In the end we should not rush to judgment, but ensure that these are the individuals, who tried to rob a mother and ended up killing her 13-month-old son.

When these allegations are proven in the court of law, and not by the court of public opinion, then by all means let the punishment fit the crime.

Bradley Booth/Freelance Commercial Writer/Author

Affairs of the Heart . . .

with one comment

Affairs of the heart, which leads to uncontrollable crimes of passion, can happen anywhere and at anytime.

The insatiable desire to exact a measure of revenge when another suitor has captured your lover’s affections is a testament to the destructive force that drives relatively sane individuals to commit murder.

Although Marine officials have not released an official statement, one can only surmise that when their investigation has concluded, the facts will reveal that there had been a romantic entanglement that destroyed the careers and lives of three promising young Marines.

Why else would Marine Sgt. Eusebio Lopez, 25, of Pacifica, California, throw away such a promising military career by murdering two of his comrades and then killing himself?

The bodies of Lance Cpl. Sara Castromata, 19, of Oakley, California, and Cpl. Jacob Wooley, 23, of Guntown, Mississippi, were discovered together on Thursday night, in a room at the Taylor Halls barracks at Marine Corps base in Quantico, Virginia.

Sgt. Lopez body was discovered in the same hall, but in a different location than those of his two colleagues.

What drove him to commit such a horrific act?

The Marine Corps will no doubt keep claiming that the investigation is ongoing and they do not know the motive for the double murders/suicide.
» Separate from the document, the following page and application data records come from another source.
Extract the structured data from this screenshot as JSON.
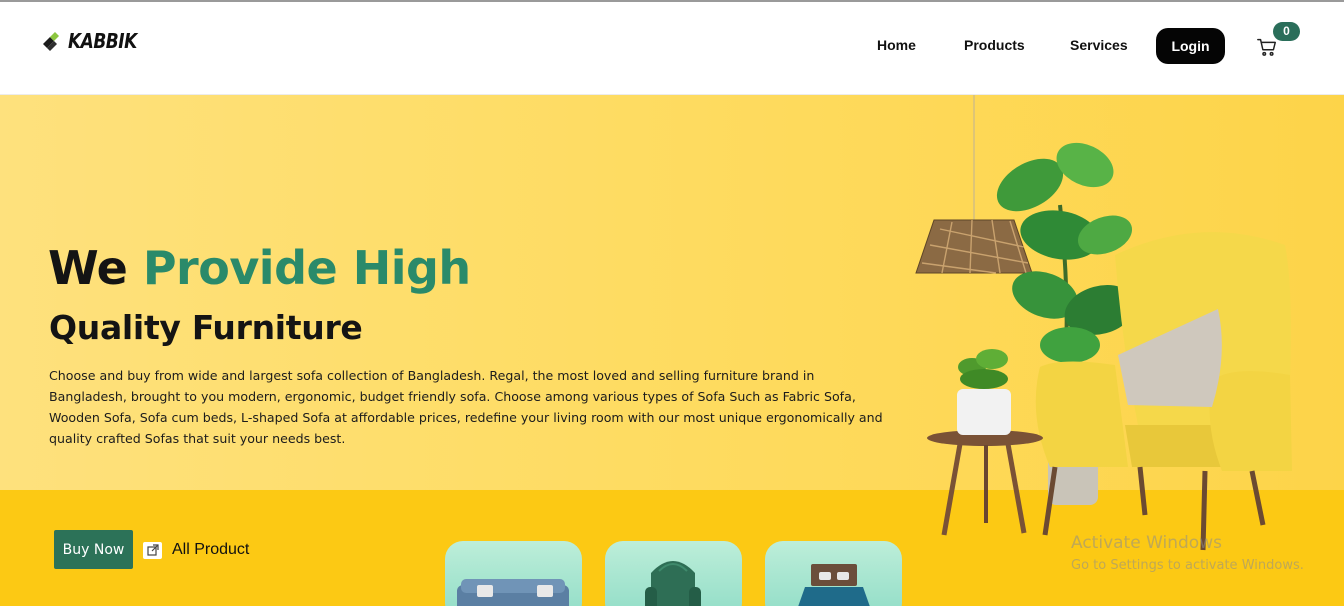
{
  "brand": {
    "name": "KABBIK",
    "logo_icon": "kabbik-logo-icon"
  },
  "nav": {
    "home": "Home",
    "products": "Products",
    "services": "Services",
    "login": "Login",
    "cart_icon": "cart-icon",
    "cart_count": "0"
  },
  "hero": {
    "headline_part1": "We ",
    "headline_accent": "Provide High",
    "headline_line2": "Quality Furniture",
    "description": "Choose and buy from wide and largest sofa collection of Bangladesh. Regal, the most loved and selling furniture brand in Bangladesh, brought to you modern, ergonomic, budget friendly sofa. Choose among various types of Sofa Such as Fabric Sofa, Wooden Sofa, Sofa cum beds, L-shaped Sofa at affordable prices, redefine your living room with our most unique ergonomically and quality crafted Sofas that suit your needs best.",
    "buy_now": "Buy Now",
    "all_product": "All Product",
    "all_product_icon": "external-link-icon",
    "thumbnails": [
      "sofa-thumbnail",
      "armchair-thumbnail",
      "bed-thumbnail"
    ]
  },
  "colors": {
    "accent_green": "#2a8a6a",
    "button_green": "#2c7258",
    "hero_yellow": "#fedc63",
    "hero_bottom_yellow": "#fcc914",
    "login_bg": "#050505"
  },
  "watermark": {
    "line1": "Activate Windows",
    "line2": "Go to Settings to activate Windows."
  }
}
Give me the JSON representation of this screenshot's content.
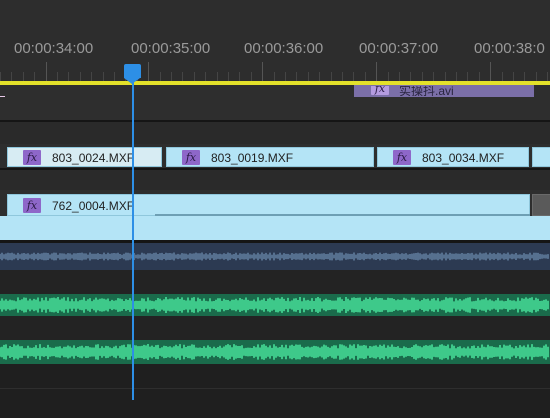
{
  "ruler": {
    "timecodes": [
      "00:00:34:00",
      "00:00:35:00",
      "00:00:36:00",
      "00:00:37:00",
      "00:00:38:0"
    ]
  },
  "clips": {
    "top_partial": {
      "fx_label": "fx",
      "name": "实操抖.avi"
    },
    "v2": [
      {
        "fx_label": "fx",
        "name": "803_0024.MXF"
      },
      {
        "fx_label": "fx",
        "name": "803_0019.MXF"
      },
      {
        "fx_label": "fx",
        "name": "803_0034.MXF"
      }
    ],
    "v1": [
      {
        "fx_label": "fx",
        "name": "762_0004.MXF"
      }
    ]
  },
  "colors": {
    "playhead": "#2d8fe6",
    "work_area_bar": "#e3e12a",
    "video_clip": "#b4e4f6",
    "audio_waveform": "#3ec98a",
    "fx_badge": "#8e67c9"
  }
}
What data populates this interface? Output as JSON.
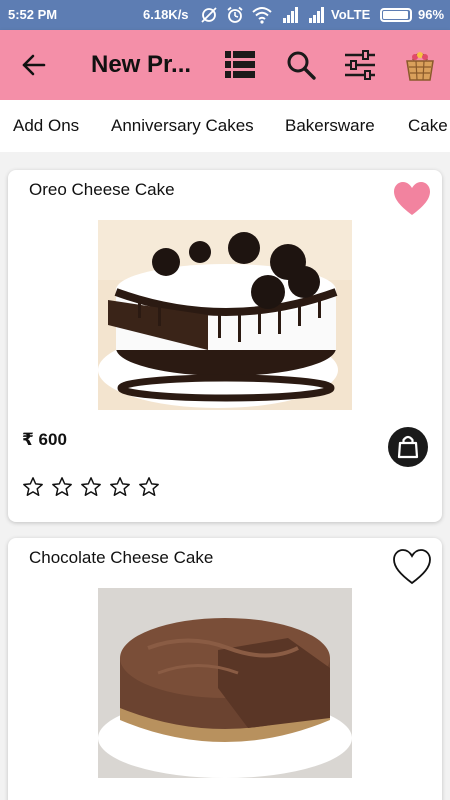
{
  "status_bar": {
    "time": "5:52 PM",
    "speed": "6.18K/s",
    "network": "VoLTE",
    "battery_percent_label": "96%",
    "battery_level": 0.96
  },
  "app_bar": {
    "title": "New Pr...",
    "icons": [
      "back-arrow-icon",
      "list-view-icon",
      "search-icon",
      "filter-sliders-icon",
      "basket-cart-icon"
    ]
  },
  "categories": [
    "Add Ons",
    "Anniversary Cakes",
    "Bakersware",
    "Cake"
  ],
  "products": [
    {
      "name": "Oreo Cheese Cake",
      "price": "₹ 600",
      "favorite": true,
      "rating": 0,
      "max_rating": 5
    },
    {
      "name": "Chocolate Cheese Cake",
      "favorite": false
    }
  ],
  "colors": {
    "status_bar": "#5d7db3",
    "app_bar": "#f48fa8",
    "favorite_heart": "#f2839f",
    "bag_button": "#1a1a1a"
  }
}
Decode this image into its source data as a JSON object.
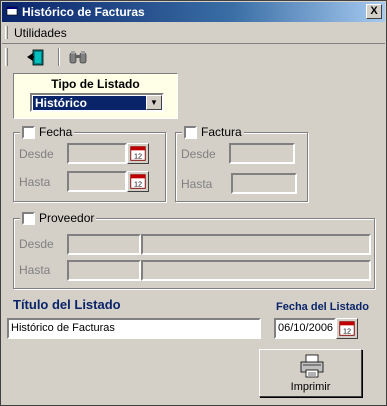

Everyone else will speculate and arrive at the same conclusion.

A love triangle ensnared them all, and Sgt. Lopez, perhaps not knowing how to control his emotions and no one to confide in, took matters into his own hands.

Quantico Base is known as the crossroads of the Marine Corps, where officers receive their basic training, but in the case of these three decorated Marines, perhaps another lesson would have been more suitable.

Affairs of the heart that goes awry ultimately have a very disastrous ending.

Bradley Booth/Freelance Commercial Writer/Author

%d bloggers like this: